The impact of viral load on infectiousness has resulted in a number of European jurisdictions revising or revisiting their HIV-related criminal laws or prosecutorial policies. The Netherlands was the first country to consider low viral load as a factor in assessing HIV risk in 2005, resulting in the essential decriminalisation of all but intentional exposure or transmission. Following the ‘Swiss Statement’ published in January 2008 a small number of courts, governments and prosecutorial authorities have accepted ART’s impact on reducing HIV-related sexual risk. These include: Geneva Court of Justice, Switzerland (2009); Denmark Ministry of Justice (2011); Crown Prosecution Guidance for England and Wales (2011); Crown Office and Procurator Fiscal Service Guidance for Scotland (2012); the Court of Appeal for Skåne and Blekinge, Sweden and Swedish Ministry of Health and Social Affairs (2013), and the Czech Republic Supreme Court (2015).
UNAIDS guidance (2013) notes: “Where criminal liability is extended to cases that do not involve actual transmission of HIV, such liability should be limited to acts involving a “significant risk” of HIV transmission.
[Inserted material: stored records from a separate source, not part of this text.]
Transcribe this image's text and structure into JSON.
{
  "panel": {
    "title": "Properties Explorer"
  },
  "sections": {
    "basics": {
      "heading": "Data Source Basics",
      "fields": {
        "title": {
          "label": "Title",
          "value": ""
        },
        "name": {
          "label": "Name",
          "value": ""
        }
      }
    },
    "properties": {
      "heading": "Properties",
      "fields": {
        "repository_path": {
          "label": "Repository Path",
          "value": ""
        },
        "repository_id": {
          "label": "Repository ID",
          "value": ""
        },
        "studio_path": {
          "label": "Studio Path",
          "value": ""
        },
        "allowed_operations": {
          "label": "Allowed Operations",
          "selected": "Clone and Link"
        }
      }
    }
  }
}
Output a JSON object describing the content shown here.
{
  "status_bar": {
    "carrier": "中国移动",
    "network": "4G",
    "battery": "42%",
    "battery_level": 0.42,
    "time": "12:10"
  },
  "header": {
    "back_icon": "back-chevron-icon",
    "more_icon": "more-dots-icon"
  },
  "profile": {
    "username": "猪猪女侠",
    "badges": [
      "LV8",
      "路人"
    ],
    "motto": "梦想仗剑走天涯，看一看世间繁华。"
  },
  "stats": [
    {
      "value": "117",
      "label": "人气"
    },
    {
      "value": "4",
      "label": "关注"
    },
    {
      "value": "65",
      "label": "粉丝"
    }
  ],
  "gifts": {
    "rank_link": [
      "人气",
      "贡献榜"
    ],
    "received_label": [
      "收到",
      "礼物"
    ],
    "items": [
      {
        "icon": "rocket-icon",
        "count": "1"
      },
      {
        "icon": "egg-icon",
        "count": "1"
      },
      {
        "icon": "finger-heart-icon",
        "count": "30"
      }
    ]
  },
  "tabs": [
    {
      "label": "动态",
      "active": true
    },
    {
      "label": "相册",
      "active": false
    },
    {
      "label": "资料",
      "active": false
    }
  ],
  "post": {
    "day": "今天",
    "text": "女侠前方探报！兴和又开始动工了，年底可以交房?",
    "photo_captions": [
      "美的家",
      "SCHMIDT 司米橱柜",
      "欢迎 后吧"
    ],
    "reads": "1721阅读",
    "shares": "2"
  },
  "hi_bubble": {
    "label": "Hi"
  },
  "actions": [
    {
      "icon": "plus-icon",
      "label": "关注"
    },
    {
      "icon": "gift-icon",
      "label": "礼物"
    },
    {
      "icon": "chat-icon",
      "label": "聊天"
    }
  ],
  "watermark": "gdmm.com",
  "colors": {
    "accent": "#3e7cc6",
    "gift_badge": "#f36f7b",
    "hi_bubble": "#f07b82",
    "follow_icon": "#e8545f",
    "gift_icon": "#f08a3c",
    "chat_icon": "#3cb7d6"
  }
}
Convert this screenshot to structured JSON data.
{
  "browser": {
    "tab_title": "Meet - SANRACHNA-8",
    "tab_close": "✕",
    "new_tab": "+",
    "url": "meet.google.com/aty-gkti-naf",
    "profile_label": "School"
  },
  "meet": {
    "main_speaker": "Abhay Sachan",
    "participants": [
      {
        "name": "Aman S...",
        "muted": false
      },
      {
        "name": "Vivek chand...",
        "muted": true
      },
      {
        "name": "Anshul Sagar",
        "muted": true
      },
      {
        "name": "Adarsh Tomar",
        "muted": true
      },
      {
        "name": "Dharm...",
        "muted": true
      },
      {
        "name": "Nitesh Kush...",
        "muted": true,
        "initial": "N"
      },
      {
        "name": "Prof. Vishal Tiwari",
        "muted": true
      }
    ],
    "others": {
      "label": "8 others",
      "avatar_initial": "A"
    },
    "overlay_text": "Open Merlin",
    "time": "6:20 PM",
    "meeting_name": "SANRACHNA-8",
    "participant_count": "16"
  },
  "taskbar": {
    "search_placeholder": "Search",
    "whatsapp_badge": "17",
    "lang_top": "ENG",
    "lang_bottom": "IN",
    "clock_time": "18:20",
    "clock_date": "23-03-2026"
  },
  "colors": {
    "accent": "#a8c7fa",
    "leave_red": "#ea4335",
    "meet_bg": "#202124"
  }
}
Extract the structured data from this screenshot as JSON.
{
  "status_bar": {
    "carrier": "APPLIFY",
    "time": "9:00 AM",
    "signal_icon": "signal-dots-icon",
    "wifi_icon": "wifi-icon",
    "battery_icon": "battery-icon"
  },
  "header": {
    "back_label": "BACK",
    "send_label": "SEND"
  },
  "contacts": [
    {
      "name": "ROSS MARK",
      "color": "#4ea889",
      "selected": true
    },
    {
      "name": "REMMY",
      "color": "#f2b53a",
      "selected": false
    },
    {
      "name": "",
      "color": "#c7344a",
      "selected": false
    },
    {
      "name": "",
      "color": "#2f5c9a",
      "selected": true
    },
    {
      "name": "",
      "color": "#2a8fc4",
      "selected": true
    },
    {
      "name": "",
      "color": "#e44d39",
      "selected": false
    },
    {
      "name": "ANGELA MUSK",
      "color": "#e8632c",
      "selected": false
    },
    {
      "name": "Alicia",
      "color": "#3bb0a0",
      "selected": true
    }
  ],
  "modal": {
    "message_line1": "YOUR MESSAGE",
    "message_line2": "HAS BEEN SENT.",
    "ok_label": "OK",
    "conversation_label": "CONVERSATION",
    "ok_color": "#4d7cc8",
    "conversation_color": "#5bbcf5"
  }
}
The determination of whether the risk of HIV transmission from a particular act is significant should be informed by the best available scientific and medical evidence.” It is vitally important that criminal justice system actors and law- and policymakers are educated so that HIV-related criminal laws and policies are applied rationally and fairly .Scientists and clinicians must, therefore, work more closely with HIV and human rights activists, advocates and lawyers in jurisdictions where the prevention impact of ART is not currently legally recognised, in order to prevent miscarriages of justice and to ensure that the prevention benefit of ART is correctly understood by criminal justice actors, policymakers, the media and those most at risk.